wherein the computation processing unit calculates the temperature of the measurement subject in a steady state based on a plurality of temperatures obtained by performing the calculation at different calculation timings.

8. The temperature measurement device according to claim 7,

wherein the computation processing unit outputs, as an output value, the temperature obtained by the calculation when a temperature of the base portion is in an unsteady state.

9. The temperature measurement device according to claim 7,

wherein the computation processing unit outputs, as an output value, the temperature obtained by the calculation when a temperature of the base portion is in a steady state.

10. The temperature measurement device according to claim 1,

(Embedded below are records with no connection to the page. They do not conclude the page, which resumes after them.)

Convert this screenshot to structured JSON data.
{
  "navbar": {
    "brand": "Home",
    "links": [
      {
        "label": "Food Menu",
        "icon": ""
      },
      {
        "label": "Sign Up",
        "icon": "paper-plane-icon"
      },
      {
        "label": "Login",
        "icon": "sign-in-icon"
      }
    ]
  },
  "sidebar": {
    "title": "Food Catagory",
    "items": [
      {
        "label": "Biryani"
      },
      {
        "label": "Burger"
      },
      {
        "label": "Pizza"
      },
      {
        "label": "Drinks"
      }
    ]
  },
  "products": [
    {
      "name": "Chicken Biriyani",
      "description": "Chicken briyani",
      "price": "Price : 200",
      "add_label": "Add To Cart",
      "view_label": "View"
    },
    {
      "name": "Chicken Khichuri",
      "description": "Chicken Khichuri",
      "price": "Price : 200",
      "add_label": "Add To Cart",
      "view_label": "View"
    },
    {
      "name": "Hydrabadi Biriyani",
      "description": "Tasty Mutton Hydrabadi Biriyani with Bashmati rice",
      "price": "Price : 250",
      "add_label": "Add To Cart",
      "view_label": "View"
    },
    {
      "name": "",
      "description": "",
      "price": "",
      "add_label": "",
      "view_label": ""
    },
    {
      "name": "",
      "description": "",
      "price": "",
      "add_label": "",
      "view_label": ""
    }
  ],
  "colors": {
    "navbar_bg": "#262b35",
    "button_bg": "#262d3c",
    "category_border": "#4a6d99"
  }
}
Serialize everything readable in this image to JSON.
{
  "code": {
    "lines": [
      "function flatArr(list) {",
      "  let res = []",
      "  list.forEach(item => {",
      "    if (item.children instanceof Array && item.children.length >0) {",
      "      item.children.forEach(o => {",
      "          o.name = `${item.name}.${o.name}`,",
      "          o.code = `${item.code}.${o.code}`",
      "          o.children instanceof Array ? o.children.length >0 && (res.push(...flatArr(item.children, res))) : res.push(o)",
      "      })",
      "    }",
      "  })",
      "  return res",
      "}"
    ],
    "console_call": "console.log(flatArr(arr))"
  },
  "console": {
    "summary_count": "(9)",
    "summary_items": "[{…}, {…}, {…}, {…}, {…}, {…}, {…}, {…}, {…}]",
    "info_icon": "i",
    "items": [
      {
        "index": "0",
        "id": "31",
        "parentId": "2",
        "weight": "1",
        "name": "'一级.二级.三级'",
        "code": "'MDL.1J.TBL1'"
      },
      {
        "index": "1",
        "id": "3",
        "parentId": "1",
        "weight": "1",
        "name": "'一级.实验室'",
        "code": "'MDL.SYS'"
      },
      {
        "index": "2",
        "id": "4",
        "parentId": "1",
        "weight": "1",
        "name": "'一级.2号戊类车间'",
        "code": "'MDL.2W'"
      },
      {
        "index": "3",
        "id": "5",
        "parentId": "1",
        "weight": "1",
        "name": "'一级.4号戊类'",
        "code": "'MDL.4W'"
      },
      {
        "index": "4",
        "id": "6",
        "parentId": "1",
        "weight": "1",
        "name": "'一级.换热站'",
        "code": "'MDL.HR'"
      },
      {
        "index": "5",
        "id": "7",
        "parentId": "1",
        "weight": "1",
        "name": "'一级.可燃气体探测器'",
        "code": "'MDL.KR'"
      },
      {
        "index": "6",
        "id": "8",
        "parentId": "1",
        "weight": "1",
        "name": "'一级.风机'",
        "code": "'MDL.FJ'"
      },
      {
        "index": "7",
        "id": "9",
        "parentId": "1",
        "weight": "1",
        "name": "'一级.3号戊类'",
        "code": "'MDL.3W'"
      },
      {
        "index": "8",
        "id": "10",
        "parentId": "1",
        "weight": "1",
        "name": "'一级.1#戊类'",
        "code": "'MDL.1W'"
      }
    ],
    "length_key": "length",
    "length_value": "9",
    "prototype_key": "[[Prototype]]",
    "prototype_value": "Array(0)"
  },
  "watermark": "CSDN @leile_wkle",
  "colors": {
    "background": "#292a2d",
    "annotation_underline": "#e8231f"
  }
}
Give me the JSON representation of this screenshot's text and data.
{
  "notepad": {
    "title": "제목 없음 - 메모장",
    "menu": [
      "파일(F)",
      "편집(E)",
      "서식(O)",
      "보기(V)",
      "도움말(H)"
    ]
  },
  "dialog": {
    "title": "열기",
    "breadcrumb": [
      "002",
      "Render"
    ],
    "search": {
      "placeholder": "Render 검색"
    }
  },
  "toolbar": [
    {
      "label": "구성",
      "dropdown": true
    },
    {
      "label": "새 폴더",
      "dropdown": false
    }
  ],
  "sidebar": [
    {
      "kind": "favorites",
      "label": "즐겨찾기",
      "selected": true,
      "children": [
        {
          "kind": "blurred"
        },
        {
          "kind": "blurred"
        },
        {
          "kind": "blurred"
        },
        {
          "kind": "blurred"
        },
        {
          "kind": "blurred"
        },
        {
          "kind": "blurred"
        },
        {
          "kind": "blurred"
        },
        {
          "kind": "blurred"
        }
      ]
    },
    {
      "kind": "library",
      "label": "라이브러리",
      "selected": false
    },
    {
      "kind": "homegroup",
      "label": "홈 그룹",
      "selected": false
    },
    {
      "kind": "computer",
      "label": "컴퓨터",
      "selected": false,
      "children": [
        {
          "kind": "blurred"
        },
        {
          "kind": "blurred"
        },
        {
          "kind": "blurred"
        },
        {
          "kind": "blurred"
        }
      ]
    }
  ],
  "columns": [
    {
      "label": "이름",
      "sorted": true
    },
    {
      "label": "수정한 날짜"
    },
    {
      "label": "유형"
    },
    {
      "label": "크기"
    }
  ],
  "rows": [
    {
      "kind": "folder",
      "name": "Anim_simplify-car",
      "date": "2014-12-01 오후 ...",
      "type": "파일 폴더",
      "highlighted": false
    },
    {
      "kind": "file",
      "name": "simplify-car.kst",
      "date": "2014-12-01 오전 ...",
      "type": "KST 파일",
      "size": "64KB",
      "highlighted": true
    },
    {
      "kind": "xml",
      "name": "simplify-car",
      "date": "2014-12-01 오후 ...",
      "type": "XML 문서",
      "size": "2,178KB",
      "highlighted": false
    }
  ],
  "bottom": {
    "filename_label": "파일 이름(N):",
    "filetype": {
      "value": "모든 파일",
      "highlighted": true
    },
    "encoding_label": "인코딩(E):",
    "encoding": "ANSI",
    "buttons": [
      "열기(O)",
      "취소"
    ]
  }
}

wherein the computation processing unit estimates a detected temperature in a steady state based on the detected temperatures at different calculation timings, and calculates the temperature of the measurement subject by using the estimated detected temperature.

11. The temperature measurement device according to claim 1,

wherein the computation processing unit changes a time interval for performing the calculation depending on whether a temperature of the base portion is in a steady state or an unsteady state.

12. A temperature measurement method for a temperature measurement device including at least two temperature sensors provided at different positions in a base portion that is in contact with a measurement subject, and a computation processing unit, the temperature measurement method comprising:

detecting temperatures by using the at least two temperature sensors; and
calculating a temperature of the measurement subject by using the temperatures detected by the at least two temperature sensors.

13. The temperature measurement method according to claim 12, further comprising calculating the temperature of the measurement subject in a steady state based on a plurality of temperatures obtained by performing the calculation at different calculation timings.

14. The temperature measurement method according to claim 13, further comprising outputting, as an output value, the temperature obtained by the calculation when a temperature of the base portion is in an unsteady state.

15. The temperature measurement method according to claim 13, further comprising outputting, as an output value, the temperature obtained by the calculation when a temperature of the base portion is in a steady state.

Patent History
Publication number: 20140278201
Type: Application
Filed: Mar 10, 2014
Publication Date: Sep 18, 2014
Applicant: SEIKO EPSON CORPORATION (Tokyo)
Inventor: Sakiko SHIMIZU (Matsumoto)
Application Number: 14/202,303
Classifications
Current U.S. Class: Body Temperature (702/131)
International Classification: G01K 13/00 (20060101);